→ **TASK TO CARRY OUT**: Your output must hold every entry exactly as written and none of the pictures.

[[ RECORDS SHOWN open ]]

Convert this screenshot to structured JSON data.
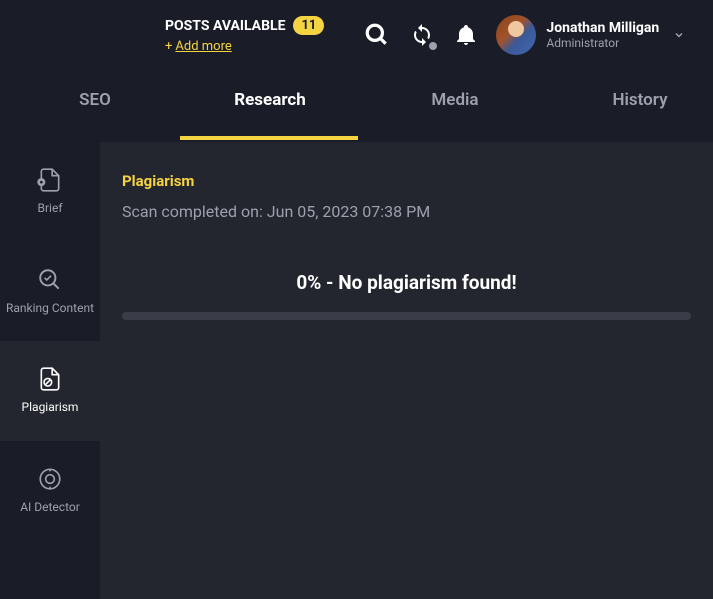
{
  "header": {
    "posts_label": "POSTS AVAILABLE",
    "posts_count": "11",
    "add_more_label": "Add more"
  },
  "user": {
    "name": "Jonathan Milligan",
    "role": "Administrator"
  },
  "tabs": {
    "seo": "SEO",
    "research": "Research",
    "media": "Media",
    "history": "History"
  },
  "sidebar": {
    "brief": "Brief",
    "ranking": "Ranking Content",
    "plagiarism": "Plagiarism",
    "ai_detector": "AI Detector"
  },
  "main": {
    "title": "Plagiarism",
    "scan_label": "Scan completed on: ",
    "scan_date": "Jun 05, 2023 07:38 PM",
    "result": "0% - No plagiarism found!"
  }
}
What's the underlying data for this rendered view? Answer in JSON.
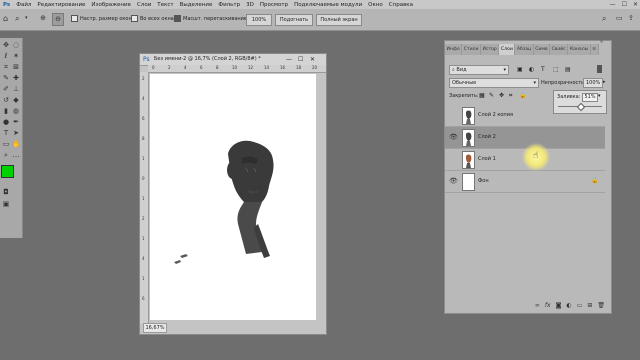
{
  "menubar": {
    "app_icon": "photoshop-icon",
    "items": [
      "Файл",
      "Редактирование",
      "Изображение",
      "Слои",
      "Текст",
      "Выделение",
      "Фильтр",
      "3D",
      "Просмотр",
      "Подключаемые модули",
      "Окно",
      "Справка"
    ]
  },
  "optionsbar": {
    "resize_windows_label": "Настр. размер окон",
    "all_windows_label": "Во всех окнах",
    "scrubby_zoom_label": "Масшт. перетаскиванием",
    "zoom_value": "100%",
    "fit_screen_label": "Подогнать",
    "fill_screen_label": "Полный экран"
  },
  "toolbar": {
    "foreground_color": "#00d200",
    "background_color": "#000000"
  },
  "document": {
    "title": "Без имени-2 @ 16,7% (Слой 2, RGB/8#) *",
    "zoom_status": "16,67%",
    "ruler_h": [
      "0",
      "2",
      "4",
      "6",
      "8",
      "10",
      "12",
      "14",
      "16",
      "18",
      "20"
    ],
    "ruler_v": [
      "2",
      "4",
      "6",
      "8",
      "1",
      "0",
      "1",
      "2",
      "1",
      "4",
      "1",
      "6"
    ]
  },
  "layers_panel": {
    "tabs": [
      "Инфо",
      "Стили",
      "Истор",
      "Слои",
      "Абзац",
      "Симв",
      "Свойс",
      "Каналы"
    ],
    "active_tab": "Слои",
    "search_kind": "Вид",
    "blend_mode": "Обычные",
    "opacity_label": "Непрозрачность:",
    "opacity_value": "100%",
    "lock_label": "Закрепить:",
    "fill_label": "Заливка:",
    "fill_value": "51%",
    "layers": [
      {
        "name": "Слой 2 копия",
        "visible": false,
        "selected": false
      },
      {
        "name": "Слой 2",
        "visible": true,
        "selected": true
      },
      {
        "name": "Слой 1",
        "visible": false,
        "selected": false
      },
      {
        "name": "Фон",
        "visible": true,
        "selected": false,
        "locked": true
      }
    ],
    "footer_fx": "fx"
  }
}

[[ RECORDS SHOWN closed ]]

→ **WRITTEN RESPONSE**:
Convert this screenshot to structured JSON data.
{
  "header": {
    "posts_label": "POSTS AVAILABLE",
    "posts_count": "11",
    "add_more_label": "Add more"
  },
  "user": {
    "name": "Jonathan Milligan",
    "role": "Administrator"
  },
  "tabs": {
    "seo": "SEO",
    "research": "Research",
    "media": "Media",
    "history": "History"
  },
  "sidebar": {
    "brief": "Brief",
    "ranking": "Ranking Content",
    "plagiarism": "Plagiarism",
    "ai_detector": "AI Detector"
  },
  "main": {
    "title": "Plagiarism",
    "scan_label": "Scan completed on: ",
    "scan_date": "Jun 05, 2023 07:38 PM",
    "result": "0% - No plagiarism found!"
  }
}
What's the underlying data for this rendered view? Answer in JSON.
{
  "menubar": {
    "app_icon": "photoshop-icon",
    "items": [
      "Файл",
      "Редактирование",
      "Изображение",
      "Слои",
      "Текст",
      "Выделение",
      "Фильтр",
      "3D",
      "Просмотр",
      "Подключаемые модули",
      "Окно",
      "Справка"
    ]
  },
  "optionsbar": {
    "resize_windows_label": "Настр. размер окон",
    "all_windows_label": "Во всех окнах",
    "scrubby_zoom_label": "Масшт. перетаскиванием",
    "zoom_value": "100%",
    "fit_screen_label": "Подогнать",
    "fill_screen_label": "Полный экран"
  },
  "toolbar": {
    "foreground_color": "#00d200",
    "background_color": "#000000"
  },
  "document": {
    "title": "Без имени-2 @ 16,7% (Слой 2, RGB/8#) *",
    "zoom_status": "16,67%",
    "ruler_h": [
      "0",
      "2",
      "4",
      "6",
      "8",
      "10",
      "12",
      "14",
      "16",
      "18",
      "20"
    ],
    "ruler_v": [
      "2",
      "4",
      "6",
      "8",
      "1",
      "0",
      "1",
      "2",
      "1",
      "4",
      "1",
      "6"
    ]
  },
  "layers_panel": {
    "tabs": [
      "Инфо",
      "Стили",
      "Истор",
      "Слои",
      "Абзац",
      "Симв",
      "Свойс",
      "Каналы"
    ],
    "active_tab": "Слои",
    "search_kind": "Вид",
    "blend_mode": "Обычные",
    "opacity_label": "Непрозрачность:",
    "opacity_value": "100%",
    "lock_label": "Закрепить:",
    "fill_label": "Заливка:",
    "fill_value": "51%",
    "layers": [
      {
        "name": "Слой 2 копия",
        "visible": false,
        "selected": false
      },
      {
        "name": "Слой 2",
        "visible": true,
        "selected": true
      },
      {
        "name": "Слой 1",
        "visible": false,
        "selected": false
      },
      {
        "name": "Фон",
        "visible": true,
        "selected": false,
        "locked": true
      }
    ],
    "footer_fx": "fx"
  }
}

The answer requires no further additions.